Interface dataset entries
##########
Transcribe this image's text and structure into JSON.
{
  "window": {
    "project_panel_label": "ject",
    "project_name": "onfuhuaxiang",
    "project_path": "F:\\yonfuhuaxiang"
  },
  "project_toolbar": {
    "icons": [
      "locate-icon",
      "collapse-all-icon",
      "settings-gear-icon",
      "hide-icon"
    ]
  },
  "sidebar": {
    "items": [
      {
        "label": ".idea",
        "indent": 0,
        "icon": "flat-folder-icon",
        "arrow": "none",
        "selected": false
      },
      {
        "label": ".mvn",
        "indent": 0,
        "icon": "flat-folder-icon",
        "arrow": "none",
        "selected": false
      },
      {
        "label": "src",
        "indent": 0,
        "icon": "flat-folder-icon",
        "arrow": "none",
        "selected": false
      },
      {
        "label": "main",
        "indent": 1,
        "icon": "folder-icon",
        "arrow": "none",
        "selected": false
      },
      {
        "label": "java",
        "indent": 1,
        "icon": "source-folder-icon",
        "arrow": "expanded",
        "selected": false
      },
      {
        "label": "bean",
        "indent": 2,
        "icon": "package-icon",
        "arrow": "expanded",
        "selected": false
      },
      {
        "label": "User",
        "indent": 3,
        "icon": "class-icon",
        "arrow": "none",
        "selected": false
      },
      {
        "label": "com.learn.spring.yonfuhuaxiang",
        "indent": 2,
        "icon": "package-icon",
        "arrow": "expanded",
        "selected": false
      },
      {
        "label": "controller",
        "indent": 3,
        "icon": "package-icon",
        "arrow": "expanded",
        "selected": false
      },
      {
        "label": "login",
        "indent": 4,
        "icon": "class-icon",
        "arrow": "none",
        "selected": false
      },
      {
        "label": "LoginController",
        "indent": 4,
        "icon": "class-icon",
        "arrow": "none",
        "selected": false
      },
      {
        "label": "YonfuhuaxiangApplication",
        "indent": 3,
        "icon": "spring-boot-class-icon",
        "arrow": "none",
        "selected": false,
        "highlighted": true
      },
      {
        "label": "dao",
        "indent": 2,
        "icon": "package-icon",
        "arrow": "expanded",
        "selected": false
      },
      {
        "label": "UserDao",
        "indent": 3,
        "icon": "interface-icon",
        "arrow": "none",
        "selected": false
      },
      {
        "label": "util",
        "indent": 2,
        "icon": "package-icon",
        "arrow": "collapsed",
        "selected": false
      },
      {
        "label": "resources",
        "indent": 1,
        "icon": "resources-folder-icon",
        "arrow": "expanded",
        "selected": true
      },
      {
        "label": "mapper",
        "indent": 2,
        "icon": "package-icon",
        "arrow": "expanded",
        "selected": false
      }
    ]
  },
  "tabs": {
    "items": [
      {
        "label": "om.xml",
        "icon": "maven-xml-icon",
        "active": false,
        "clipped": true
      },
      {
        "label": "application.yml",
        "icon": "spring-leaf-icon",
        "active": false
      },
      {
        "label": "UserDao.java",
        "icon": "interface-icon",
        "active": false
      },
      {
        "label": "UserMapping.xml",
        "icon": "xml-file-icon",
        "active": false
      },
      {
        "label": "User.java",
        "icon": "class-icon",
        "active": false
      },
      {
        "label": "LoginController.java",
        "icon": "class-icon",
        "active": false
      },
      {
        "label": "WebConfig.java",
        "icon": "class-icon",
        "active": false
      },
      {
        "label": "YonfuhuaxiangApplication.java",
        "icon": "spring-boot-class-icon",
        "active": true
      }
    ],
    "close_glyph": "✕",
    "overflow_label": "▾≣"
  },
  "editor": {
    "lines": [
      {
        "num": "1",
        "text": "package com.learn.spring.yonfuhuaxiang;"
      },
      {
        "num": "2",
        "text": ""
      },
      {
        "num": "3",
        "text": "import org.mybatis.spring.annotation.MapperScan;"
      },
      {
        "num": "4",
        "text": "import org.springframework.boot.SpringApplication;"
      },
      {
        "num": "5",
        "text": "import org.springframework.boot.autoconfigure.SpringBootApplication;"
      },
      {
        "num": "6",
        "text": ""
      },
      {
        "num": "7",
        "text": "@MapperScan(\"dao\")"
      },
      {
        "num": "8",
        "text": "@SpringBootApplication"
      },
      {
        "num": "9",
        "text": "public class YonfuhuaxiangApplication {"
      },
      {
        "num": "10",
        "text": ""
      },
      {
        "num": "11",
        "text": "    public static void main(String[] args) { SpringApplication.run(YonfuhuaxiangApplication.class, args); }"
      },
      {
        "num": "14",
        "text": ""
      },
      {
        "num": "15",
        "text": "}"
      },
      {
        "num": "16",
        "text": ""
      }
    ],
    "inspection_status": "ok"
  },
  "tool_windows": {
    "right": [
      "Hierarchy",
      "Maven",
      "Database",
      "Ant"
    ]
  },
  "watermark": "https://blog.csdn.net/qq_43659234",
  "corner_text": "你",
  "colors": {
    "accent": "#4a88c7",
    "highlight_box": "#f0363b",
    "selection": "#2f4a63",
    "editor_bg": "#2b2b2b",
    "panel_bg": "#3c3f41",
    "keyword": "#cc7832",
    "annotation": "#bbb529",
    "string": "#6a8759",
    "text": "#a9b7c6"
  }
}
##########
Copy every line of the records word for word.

> _PROBLEM SOLUTION_:
Transcribe this image's text and structure into JSON.
{
  "window": {
    "project_panel_label": "ject",
    "project_name": "onfuhuaxiang",
    "project_path": "F:\\yonfuhuaxiang"
  },
  "project_toolbar": {
    "icons": [
      "locate-icon",
      "collapse-all-icon",
      "settings-gear-icon",
      "hide-icon"
    ]
  },
  "sidebar": {
    "items": [
      {
        "label": ".idea",
        "indent": 0,
        "icon": "flat-folder-icon",
        "arrow": "none",
        "selected": false
      },
      {
        "label": ".mvn",
        "indent": 0,
        "icon": "flat-folder-icon",
        "arrow": "none",
        "selected": false
      },
      {
        "label": "src",
        "indent": 0,
        "icon": "flat-folder-icon",
        "arrow": "none",
        "selected": false
      },
      {
        "label": "main",
        "indent": 1,
        "icon": "folder-icon",
        "arrow": "none",
        "selected": false
      },
      {
        "label": "java",
        "indent": 1,
        "icon": "source-folder-icon",
        "arrow": "expanded",
        "selected": false
      },
      {
        "label": "bean",
        "indent": 2,
        "icon": "package-icon",
        "arrow": "expanded",
        "selected": false
      },
      {
        "label": "User",
        "indent": 3,
        "icon": "class-icon",
        "arrow": "none",
        "selected": false
      },
      {
        "label": "com.learn.spring.yonfuhuaxiang",
        "indent": 2,
        "icon": "package-icon",
        "arrow": "expanded",
        "selected": false
      },
      {
        "label": "controller",
        "indent": 3,
        "icon": "package-icon",
        "arrow": "expanded",
        "selected": false
      },
      {
        "label": "login",
        "indent": 4,
        "icon": "class-icon",
        "arrow": "none",
        "selected": false
      },
      {
        "label": "LoginController",
        "indent": 4,
        "icon": "class-icon",
        "arrow": "none",
        "selected": false
      },
      {
        "label": "YonfuhuaxiangApplication",
        "indent": 3,
        "icon": "spring-boot-class-icon",
        "arrow": "none",
        "selected": false,
        "highlighted": true
      },
      {
        "label": "dao",
        "indent": 2,
        "icon": "package-icon",
        "arrow": "expanded",
        "selected": false
      },
      {
        "label": "UserDao",
        "indent": 3,
        "icon": "interface-icon",
        "arrow": "none",
        "selected": false
      },
      {
        "label": "util",
        "indent": 2,
        "icon": "package-icon",
        "arrow": "collapsed",
        "selected": false
      },
      {
        "label": "resources",
        "indent": 1,
        "icon": "resources-folder-icon",
        "arrow": "expanded",
        "selected": true
      },
      {
        "label": "mapper",
        "indent": 2,
        "icon": "package-icon",
        "arrow": "expanded",
        "selected": false
      }
    ]
  },
  "tabs": {
    "items": [
      {
        "label": "om.xml",
        "icon": "maven-xml-icon",
        "active": false,
        "clipped": true
      },
      {
        "label": "application.yml",
        "icon": "spring-leaf-icon",
        "active": false
      },
      {
        "label": "UserDao.java",
        "icon": "interface-icon",
        "active": false
      },
      {
        "label": "UserMapping.xml",
        "icon": "xml-file-icon",
        "active": false
      },
      {
        "label": "User.java",
        "icon": "class-icon",
        "active": false
      },
      {
        "label": "LoginController.java",
        "icon": "class-icon",
        "active": false
      },
      {
        "label": "WebConfig.java",
        "icon": "class-icon",
        "active": false
      },
      {
        "label": "YonfuhuaxiangApplication.java",
        "icon": "spring-boot-class-icon",
        "active": true
      }
    ],
    "close_glyph": "✕",
    "overflow_label": "▾≣"
  },
  "editor": {
    "lines": [
      {
        "num": "1",
        "text": "package com.learn.spring.yonfuhuaxiang;"
      },
      {
        "num": "2",
        "text": ""
      },
      {
        "num": "3",
        "text": "import org.mybatis.spring.annotation.MapperScan;"
      },
      {
        "num": "4",
        "text": "import org.springframework.boot.SpringApplication;"
      },
      {
        "num": "5",
        "text": "import org.springframework.boot.autoconfigure.SpringBootApplication;"
      },
      {
        "num": "6",
        "text": ""
      },
      {
        "num": "7",
        "text": "@MapperScan(\"dao\")"
      },
      {
        "num": "8",
        "text": "@SpringBootApplication"
      },
      {
        "num": "9",
        "text": "public class YonfuhuaxiangApplication {"
      },
      {
        "num": "10",
        "text": ""
      },
      {
        "num": "11",
        "text": "    public static void main(String[] args) { SpringApplication.run(YonfuhuaxiangApplication.class, args); }"
      },
      {
        "num": "14",
        "text": ""
      },
      {
        "num": "15",
        "text": "}"
      },
      {
        "num": "16",
        "text": ""
      }
    ],
    "inspection_status": "ok"
  },
  "tool_windows": {
    "right": [
      "Hierarchy",
      "Maven",
      "Database",
      "Ant"
    ]
  },
  "watermark": "https://blog.csdn.net/qq_43659234",
  "corner_text": "你",
  "colors": {
    "accent": "#4a88c7",
    "highlight_box": "#f0363b",
    "selection": "#2f4a63",
    "editor_bg": "#2b2b2b",
    "panel_bg": "#3c3f41",
    "keyword": "#cc7832",
    "annotation": "#bbb529",
    "string": "#6a8759",
    "text": "#a9b7c6"
  }
}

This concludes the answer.